35th Bienal de São Paulo
6 Set to 10 Dec 2023
Free Admission
35th Bienal de
São Paulo
6 Set to 10 Dec
View of the performance A Phrase That Fits, by Will Rawls, at the 35th Bienal de São Paulo – choreographies of the impossible © Levi Fanan / Fundação Bienal de São Paulo

Will Rawls

The artistic practice of choreographer, dancer, writer, and teacher Will Rawls investigates Black poetics, addresses the limits and encounters between dance and language, explores ambiguities, and questions notions of power and form. 

Moving our bodies, dancing with letters, (de)constructing and playing with words and phrases, saying the chosen letter out loud, arranging, rearranging, arranging differently in an open choreography under construction. A Phrase That Fits is the version for the Bienal de São Paulo’s audience of Uncle Rebus, a performance previously held in other spaces.

The dynamic of the performance itself invites spectators to read the words formed, which transform into others throughout the activation.

In Uncle Rebus, the text on which the action is based is the Brer Rabbit set of fables, narrated by Uncle Remus and written by folklorist Joel Chandler Harris, a white man from the American South. Uncle Remus is a kind of composite identity created from the stories of plantation oral culture to which Harris had access. Full of linguistic bias, the stories are written in what the author interprets to be the dialect of Southern Blacks at the time.

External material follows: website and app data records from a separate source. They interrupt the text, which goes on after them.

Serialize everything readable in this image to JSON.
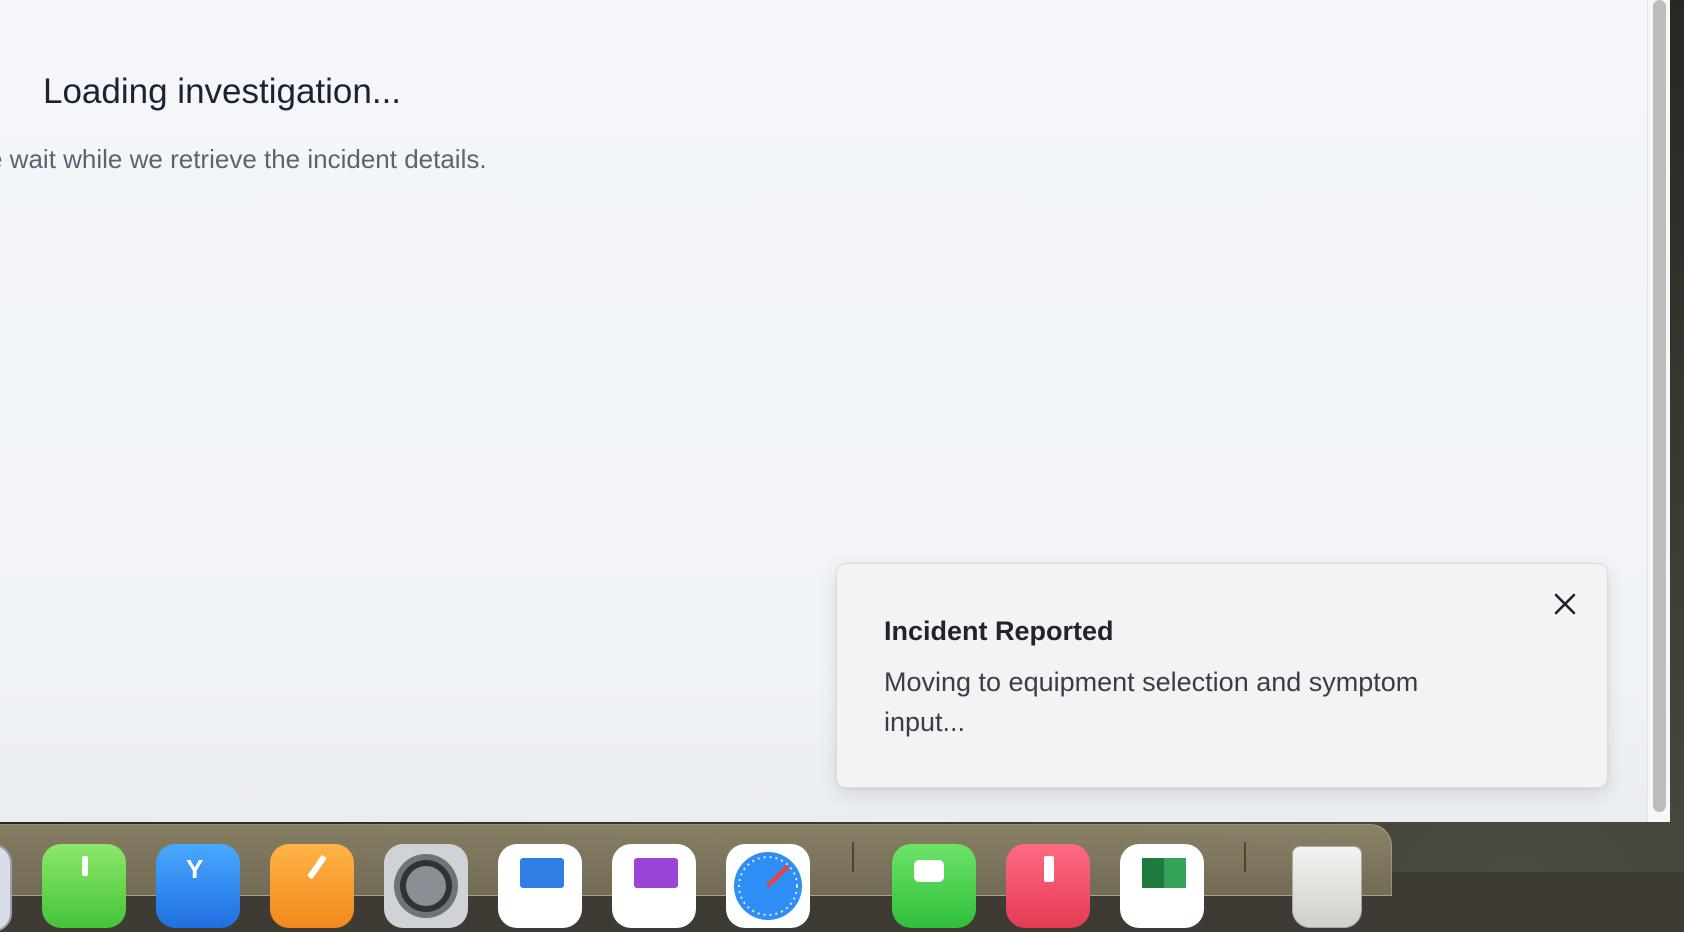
{
  "main": {
    "loading_title": "Loading investigation...",
    "loading_subtitle": "e wait while we retrieve the incident details."
  },
  "toast": {
    "title": "Incident Reported",
    "message": "Moving to equipment selection and symptom input...",
    "close_icon": "close-icon"
  },
  "dock": {
    "icons": [
      "partial-app-icon",
      "numbers-icon",
      "xcode-icon",
      "pages-icon",
      "system-settings-icon",
      "keynote-icon",
      "onenote-icon",
      "safari-icon",
      "facetime-icon",
      "music-icon",
      "excel-icon",
      "trash-icon"
    ]
  }
}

By manipulating the available letters, the performers are at the same time spelling aloud parts of the text, destabilizing the author’s fictionalized dialects, exploring the limits of linguistic normativity and written discourse. In the version of the performance for the 35th Bienal de São Paulo, a different text will serve as the basis for the activation of the work. We can expect the formation of both familiar and unusual words. The invitation is to open up and recognize different accents and stresses, for the collective and interactive formation of words that generate thought.


juliana de arruda sampaio
translated from Portuguese by philip somervell

Will Rawls (Boston, MA, USA, 1978. Lives in New York, USA) is an artist known for his work as a choreographer, dancer, and writer. He explores the intersection of dance and language, reimagining Black performance and addressing the complexities of visibility and erasure. Rawls has received fellowships and residencies from institutions like the Guggenheim and has taught at UCLA. His contributions extend beyond the stage, as he co-curated the performance series Lost and Found, which brought attention to the intergenerational effects of HIV/AIDS on dancers, women, and people of color.